The basic difference between stand mounted and an automated suspended welding machine is in the area of the torch or arc. Stand mounted welders weld by placing a heavy welding rod directly into an inert gas, often tungsten, and a shielding of various types of powdered metal is placed over the rod. This shielding prevents the metal from getting too hot while the arc is being conducted, and the welding is controlled automatically by means of an electronic control device.
With an automated suspended spot welding controller the torch is continuously controlled via the welding gun. If you’re using a gas-fueled gun, the gun is connected to a supply of gas or to your computer via a wire or data cable that runs through the work area and also keeps tabs on the current welding current. When the gun is turned on and the shielding is in place, the gas shielding will provide enough shielding to stop the arc, but the current will still be controlled by the computer. It will continue to arc until the welding current is too low to continue, causing the weld to fizzle.
This is similar to the automatic torch but instead of automatically controlling the arc, a user can program the exact setting of the welding torches used. The only difference is that this setup is a little more difficult because you have to manually control the angle of the torches in order to prevent a fizzle. Another downside is that these welding torches are usually not as powerful as the gas-fueled welders and thus use a lower current when compared with the electric welders. Still, they do have their place in many situations.

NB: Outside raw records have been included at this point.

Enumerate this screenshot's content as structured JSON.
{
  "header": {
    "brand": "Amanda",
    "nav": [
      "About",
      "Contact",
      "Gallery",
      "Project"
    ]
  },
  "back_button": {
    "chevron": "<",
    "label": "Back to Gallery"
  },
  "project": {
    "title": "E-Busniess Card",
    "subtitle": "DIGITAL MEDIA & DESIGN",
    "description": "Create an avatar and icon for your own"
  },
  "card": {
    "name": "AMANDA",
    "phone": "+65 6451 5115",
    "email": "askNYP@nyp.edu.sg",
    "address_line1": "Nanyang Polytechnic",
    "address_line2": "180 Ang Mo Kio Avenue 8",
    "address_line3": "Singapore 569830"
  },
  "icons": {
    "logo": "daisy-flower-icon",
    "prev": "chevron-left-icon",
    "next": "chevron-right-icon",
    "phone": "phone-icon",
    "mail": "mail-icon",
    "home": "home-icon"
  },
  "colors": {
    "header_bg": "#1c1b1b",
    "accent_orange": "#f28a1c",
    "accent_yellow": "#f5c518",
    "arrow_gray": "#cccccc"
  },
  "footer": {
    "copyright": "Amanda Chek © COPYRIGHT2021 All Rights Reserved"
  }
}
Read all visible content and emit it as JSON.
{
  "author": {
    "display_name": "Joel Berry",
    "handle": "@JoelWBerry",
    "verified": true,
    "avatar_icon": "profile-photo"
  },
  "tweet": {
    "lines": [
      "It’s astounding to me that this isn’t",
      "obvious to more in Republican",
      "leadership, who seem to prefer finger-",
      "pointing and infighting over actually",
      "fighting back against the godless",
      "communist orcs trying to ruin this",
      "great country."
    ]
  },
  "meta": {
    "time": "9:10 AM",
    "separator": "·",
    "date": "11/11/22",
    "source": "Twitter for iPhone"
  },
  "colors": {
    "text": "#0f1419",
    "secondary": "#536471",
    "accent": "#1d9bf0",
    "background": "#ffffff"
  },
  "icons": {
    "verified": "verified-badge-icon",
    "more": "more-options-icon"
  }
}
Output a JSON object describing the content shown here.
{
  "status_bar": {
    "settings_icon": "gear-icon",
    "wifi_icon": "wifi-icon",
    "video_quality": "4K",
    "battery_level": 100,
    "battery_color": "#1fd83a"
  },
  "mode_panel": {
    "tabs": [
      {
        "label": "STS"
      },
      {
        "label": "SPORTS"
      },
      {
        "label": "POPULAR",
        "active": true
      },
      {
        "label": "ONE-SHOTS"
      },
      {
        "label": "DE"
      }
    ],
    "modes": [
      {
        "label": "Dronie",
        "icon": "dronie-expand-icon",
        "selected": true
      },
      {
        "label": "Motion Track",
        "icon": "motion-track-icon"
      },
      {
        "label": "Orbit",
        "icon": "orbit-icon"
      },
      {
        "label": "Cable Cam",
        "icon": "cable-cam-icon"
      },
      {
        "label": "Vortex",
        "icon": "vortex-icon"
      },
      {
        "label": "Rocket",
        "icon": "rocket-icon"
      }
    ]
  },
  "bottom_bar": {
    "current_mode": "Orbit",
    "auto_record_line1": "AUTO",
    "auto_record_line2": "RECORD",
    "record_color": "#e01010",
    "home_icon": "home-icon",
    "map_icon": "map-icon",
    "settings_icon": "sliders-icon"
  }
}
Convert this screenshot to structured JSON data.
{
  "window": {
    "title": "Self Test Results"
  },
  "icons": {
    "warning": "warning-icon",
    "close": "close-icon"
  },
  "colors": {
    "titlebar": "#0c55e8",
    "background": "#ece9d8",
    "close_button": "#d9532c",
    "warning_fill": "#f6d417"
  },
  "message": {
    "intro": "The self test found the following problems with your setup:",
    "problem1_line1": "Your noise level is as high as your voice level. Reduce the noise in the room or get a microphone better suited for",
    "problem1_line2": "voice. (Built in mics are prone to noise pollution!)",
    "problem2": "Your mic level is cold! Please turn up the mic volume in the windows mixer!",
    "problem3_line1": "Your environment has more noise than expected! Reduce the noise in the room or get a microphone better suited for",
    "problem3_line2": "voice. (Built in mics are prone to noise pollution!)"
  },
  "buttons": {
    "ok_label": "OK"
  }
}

In order to use the gas-fueled spot welding gun without the need for manual control, one would have to mount the gun in a way that allows them to continuously control the flow of gas and current through the welding torches. This is most commonly done using an adjustable mounting clamp. Some people prefer this method because it enables them to perform a continuous arc welding without needing to actually use the hand-held torch for most of the work. The disadvantage to this method is that using a regular stick to control the current is difficult because many metals won’t flow evenly flow with evenness of heat distribution. Also, the clamp is necessary to prevent the torch from inadvertently touching any of the metal parts it is welding.
The last type of welding machine commonly used by welders is the continuous feed welders. Unlike the suspended types, continuous feed welders need the welder to continuously control the speed at which the filler wire is fed through the weld gun. Because of this, a welder must be comfortable with monitoring the temperature of a weld at all times during a weld. A weld without consistent heat distribution can easily forge the wrong shape, which leads to imperfect welds and frequent fatigue. Another flaw that continuous feed welders often produce is uneven welds.